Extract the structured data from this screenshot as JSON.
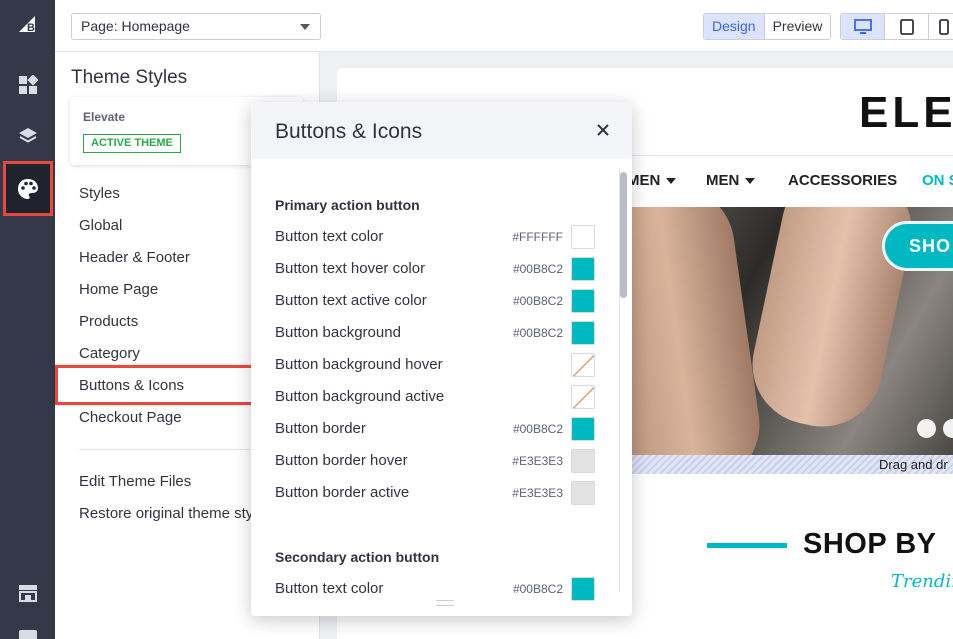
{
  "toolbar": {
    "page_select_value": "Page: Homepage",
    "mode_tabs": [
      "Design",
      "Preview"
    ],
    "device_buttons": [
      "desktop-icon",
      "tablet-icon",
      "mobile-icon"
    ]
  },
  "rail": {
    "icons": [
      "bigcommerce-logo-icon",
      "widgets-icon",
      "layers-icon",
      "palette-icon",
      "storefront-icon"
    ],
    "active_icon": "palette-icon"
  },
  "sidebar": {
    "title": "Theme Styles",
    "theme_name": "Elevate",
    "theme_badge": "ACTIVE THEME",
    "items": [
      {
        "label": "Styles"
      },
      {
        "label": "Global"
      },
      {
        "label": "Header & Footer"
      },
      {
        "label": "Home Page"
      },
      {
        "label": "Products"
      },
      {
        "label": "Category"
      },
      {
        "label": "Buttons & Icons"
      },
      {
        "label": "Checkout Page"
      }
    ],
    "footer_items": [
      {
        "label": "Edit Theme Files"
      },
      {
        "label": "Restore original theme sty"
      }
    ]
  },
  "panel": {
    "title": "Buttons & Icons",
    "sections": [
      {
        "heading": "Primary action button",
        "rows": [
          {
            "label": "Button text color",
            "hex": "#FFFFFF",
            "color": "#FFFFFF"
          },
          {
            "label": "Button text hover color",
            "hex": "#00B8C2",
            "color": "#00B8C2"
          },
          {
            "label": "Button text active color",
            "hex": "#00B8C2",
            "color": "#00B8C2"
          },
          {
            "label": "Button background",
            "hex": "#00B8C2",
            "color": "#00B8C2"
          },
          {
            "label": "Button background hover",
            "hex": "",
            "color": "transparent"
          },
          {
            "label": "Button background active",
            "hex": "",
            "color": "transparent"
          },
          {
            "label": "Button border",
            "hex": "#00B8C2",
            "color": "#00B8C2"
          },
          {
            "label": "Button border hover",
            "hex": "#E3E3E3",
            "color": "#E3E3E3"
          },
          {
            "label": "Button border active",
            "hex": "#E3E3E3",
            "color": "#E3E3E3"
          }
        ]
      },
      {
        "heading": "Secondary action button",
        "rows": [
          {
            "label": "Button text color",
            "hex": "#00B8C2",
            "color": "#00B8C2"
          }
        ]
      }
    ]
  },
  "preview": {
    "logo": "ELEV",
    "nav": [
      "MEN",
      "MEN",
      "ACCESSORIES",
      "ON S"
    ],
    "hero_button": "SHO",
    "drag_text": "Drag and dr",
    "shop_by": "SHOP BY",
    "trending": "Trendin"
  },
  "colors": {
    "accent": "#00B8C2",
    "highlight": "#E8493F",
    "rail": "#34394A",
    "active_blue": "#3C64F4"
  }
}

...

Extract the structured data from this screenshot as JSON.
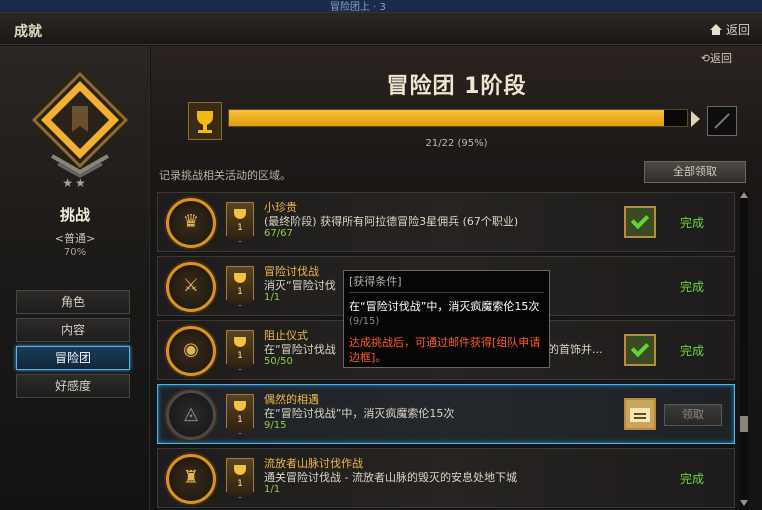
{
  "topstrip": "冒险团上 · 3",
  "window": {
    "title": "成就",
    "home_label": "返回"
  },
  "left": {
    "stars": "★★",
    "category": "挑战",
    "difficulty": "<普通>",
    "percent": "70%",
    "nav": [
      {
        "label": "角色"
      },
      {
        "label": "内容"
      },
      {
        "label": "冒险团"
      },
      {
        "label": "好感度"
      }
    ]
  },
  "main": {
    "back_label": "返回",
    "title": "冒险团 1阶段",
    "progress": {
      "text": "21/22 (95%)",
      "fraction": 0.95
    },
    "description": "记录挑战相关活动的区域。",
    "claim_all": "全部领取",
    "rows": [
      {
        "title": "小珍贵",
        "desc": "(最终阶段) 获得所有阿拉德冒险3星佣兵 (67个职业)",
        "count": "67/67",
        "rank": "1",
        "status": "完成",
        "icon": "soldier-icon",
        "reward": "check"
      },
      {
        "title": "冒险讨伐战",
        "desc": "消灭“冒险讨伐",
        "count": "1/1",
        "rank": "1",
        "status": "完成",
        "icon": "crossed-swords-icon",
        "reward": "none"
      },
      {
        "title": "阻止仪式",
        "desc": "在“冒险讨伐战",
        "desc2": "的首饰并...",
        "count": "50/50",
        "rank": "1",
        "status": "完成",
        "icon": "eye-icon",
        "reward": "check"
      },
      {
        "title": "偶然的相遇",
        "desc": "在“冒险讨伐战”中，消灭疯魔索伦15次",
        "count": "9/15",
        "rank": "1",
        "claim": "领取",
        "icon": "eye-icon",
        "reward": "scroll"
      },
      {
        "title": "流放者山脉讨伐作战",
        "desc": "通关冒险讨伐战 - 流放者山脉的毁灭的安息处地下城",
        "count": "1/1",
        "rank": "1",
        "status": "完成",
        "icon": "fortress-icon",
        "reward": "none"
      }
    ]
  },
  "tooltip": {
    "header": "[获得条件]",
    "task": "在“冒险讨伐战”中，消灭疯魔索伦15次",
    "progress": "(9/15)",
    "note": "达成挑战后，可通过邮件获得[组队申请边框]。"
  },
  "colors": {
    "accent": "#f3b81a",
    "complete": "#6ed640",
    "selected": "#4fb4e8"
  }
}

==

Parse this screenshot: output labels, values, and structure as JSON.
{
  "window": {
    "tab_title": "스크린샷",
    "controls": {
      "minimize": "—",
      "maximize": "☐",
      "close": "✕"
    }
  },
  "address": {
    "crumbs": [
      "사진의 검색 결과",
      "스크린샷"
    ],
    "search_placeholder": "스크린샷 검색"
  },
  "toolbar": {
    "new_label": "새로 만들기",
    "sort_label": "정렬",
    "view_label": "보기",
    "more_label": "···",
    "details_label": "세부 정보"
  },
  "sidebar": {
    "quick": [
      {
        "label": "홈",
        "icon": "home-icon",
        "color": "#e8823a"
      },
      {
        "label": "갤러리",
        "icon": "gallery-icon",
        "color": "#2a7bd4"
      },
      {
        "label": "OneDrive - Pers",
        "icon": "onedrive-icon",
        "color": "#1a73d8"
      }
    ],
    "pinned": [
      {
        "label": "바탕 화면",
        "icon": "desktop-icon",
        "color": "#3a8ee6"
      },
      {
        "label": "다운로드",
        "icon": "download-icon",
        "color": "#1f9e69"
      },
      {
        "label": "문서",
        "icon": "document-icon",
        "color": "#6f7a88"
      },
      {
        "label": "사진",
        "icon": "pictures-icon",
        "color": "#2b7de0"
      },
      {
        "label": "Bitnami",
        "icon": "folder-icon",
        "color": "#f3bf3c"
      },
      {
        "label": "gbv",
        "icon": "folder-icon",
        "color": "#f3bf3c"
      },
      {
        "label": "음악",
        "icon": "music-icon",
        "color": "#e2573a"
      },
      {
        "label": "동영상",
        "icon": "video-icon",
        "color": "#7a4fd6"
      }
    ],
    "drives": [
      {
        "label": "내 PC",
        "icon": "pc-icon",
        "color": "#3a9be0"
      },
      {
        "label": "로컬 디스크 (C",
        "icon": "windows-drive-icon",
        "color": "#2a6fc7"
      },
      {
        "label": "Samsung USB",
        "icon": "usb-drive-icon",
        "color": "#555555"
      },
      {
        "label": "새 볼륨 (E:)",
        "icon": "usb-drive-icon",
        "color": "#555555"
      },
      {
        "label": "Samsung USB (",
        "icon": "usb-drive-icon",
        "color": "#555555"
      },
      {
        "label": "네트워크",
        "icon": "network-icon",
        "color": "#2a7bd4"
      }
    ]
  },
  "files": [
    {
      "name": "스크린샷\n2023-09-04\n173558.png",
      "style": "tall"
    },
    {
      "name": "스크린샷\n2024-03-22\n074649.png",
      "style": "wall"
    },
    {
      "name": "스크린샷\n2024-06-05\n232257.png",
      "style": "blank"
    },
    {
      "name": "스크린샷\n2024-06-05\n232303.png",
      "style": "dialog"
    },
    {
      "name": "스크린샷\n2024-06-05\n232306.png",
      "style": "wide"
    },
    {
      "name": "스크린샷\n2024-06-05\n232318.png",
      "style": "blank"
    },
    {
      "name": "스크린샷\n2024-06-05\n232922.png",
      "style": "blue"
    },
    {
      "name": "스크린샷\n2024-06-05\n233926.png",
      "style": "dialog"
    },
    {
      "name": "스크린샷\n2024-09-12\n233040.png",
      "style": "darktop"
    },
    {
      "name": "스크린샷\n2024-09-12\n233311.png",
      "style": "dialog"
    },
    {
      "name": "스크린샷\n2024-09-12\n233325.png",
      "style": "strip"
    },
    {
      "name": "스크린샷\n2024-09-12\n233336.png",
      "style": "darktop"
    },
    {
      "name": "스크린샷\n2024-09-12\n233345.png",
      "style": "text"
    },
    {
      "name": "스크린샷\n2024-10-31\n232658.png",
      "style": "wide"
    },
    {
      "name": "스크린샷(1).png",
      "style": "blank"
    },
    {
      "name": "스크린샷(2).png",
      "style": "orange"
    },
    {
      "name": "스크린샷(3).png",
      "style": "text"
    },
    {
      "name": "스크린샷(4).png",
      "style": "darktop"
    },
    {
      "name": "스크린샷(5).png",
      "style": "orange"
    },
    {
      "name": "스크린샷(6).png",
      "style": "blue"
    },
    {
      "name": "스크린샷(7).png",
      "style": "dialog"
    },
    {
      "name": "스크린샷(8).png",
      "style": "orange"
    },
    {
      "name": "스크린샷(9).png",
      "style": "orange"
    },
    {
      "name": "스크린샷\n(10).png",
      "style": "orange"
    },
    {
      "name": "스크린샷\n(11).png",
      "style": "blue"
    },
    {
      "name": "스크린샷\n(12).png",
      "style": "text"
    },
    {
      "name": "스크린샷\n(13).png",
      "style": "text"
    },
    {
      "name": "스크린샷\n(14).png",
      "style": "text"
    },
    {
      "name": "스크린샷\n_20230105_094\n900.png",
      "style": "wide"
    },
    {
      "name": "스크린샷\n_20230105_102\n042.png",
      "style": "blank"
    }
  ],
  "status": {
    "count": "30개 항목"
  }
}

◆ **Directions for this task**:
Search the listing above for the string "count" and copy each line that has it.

◆ **Output of the exercise**:
        "count": "67/67",
        "count": "1/1",
        "count": "50/50",
        "count": "9/15",
        "count": "1/1",
    "count": "30개 항목"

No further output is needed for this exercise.